A coalition of Garfield County residents wants to create an open space program funded by a new countywide sales tax.
The group, the Garfield Legacy Project, is aiming to place the new tax on the November ballot.
Formed in 2009 with funding from a state conservation grant, they have been gauging support for the idea and attempting to spread the word about potential benefits of an open space program.
“Our hope is to get the program put together, get it voted on, and get it passed in November,” said Mary Noone, co-chair of the Legacy Project.
They are eying an additional quarter-penny sales tax, which they estimate would produce $2.5 million in annual revenue. A sales tax may be more popular with voters than a property tax, Noone said, citing statistics that show non-Garfield County residents pay a majority of the county sales tax when they visit or are passing through.
The county commissioners would have to clear the question to go on the ballot. The Legacy Project is now polling residents on their support of the idea. They’re hoping poll results will be strong enough to sway the commissioners to put a tax question to voters.
Commissioners have expressed interest in seeing polling data on the sales tax. Noone said they plan to present results from the poll to the board this summer.
Commissioner Tom Jankovsky said he would support putting the item on the ballot if the polls showed support above “60 to 65 percent.” But the commissioner was unsure whether he would vote for any new taxes this fall.
“It’s a real tough time to get any kind of tax approved,” he said. “I don’t know if I’m a supporter or not, but I would be open to putting it on the ballot.”
Jankovsky also noted that Garfield County voters have twice rejected an open space tax.
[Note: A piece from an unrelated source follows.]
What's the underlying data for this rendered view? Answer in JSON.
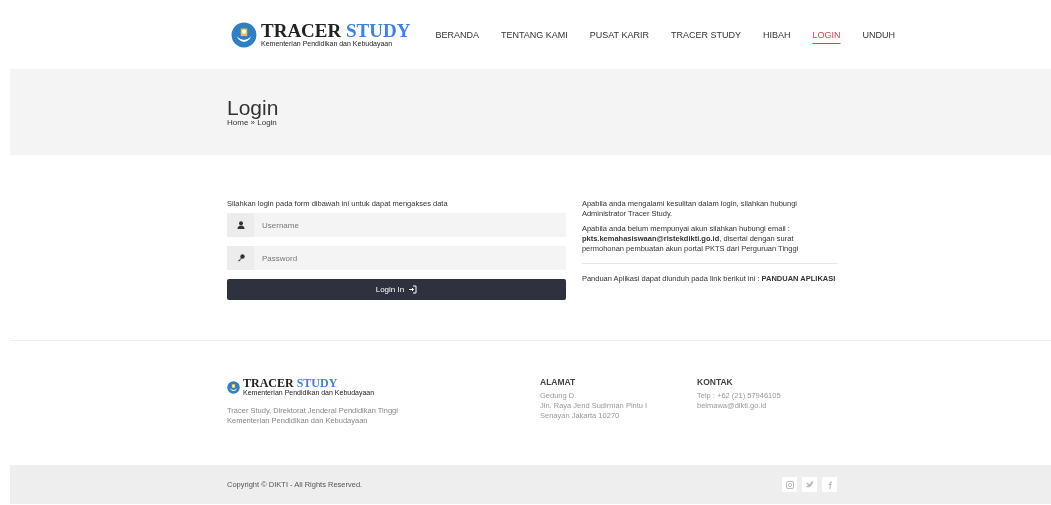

The last time it was on the ballot was 2001, with an initiative that would have created a special taxing district.
“This is a very conservative county,” he said.
Legacy Project leaders conducted a previous poll in 2010, which showed lukewarm support for the idea. They backed off of the ballot campaign then, and decided to focus on raising public awareness of conservation issues in the 3,000-square-mile county.
Noone said they wanted to wait until the local economy improved, along with sentiment for new taxes.
“We’ve turned a big corner, I feel,” Noone said of local consumer confidence.
They’ve been focusing their open space outreach on issues of water quality, ranching, wildlife, habitat protection and increasing outdoor recreation opportunities.
Recent outreach efforts have included meetings with recreation groups, including ATV riders.
It’s a less tax-friendly constituency than the upper Roaring Fork Valley, where Pitkin County voters have overwhelmingly supported an open space property tax since 1990. It has given the county a veritable war chest of conservation funds to often buy properties outright. The property tax is expected to generate about $10.4 million this year.
“Garfield County is very different from Pitkin County,” Noone said. “A property tax would not work down here.”
The Legacy Project leaders want to establish an open space board, to be appointed by the county commissioners and made up of Garfield County residents, to oversee the funds. The voluntary program would invite interested landowners to present potential conservation easements on their properties to the open space board.
Legacy Project leaders are modeling the idea after Routt County’s taxpayer-funded Purchase of Development Rights program, which is overseen by a citizen advisory board and has focused on protecting land through conservation easements. Since its founding in 1997, the program is estimated to have conserved more than 11,000 acres.
As the group is pitching it, the program would give owners of open land or working ranchers an option beyond selling to developers. Noone characterized it as a “completely voluntary open land program.”
“We want to give property owners more options on what to do with their land,” Noone said. “We hope they would want to put it in a conservation easement.”
The group plans to soon release maps that display land they hope to preserve which is under threat of development.
As examples, she said the tax-funded program might be able to provide easements to open up properties like the Sutey Ranch outside Carbondale. It could also protect ranchland from development, like the former ranch that is now the site of a Target store and parking lot in Glenwood.
Noone is a painter whose work has focused on local vistas for the last 30 years. She said that many of her paintings capture areas that have either been closed to public access — like Sutey — or built on, like Aspen Glen.
“I’m desperate not to lose more of these places and that’s how I got into this,” she explained.
The initiative has won the support of the Sonoran Institute and the Aspen Valley Land Trust (AVLT).
“We’re about to get to the point where we have maps that can identify priority areas,” said AVLT executive director Martha Cochran.
Twenty out of Colorado’s 64 counties have open space conservation programs, including Pitkin and Eagle counties.
In the fall, the Legacy Project hosted workshops that included presentations from Larimer, Eagle, Jefferson and Routt counties on their programs. They held open house-style meetings in Carbondale, Glenwood Springs, Parachute and Rifle.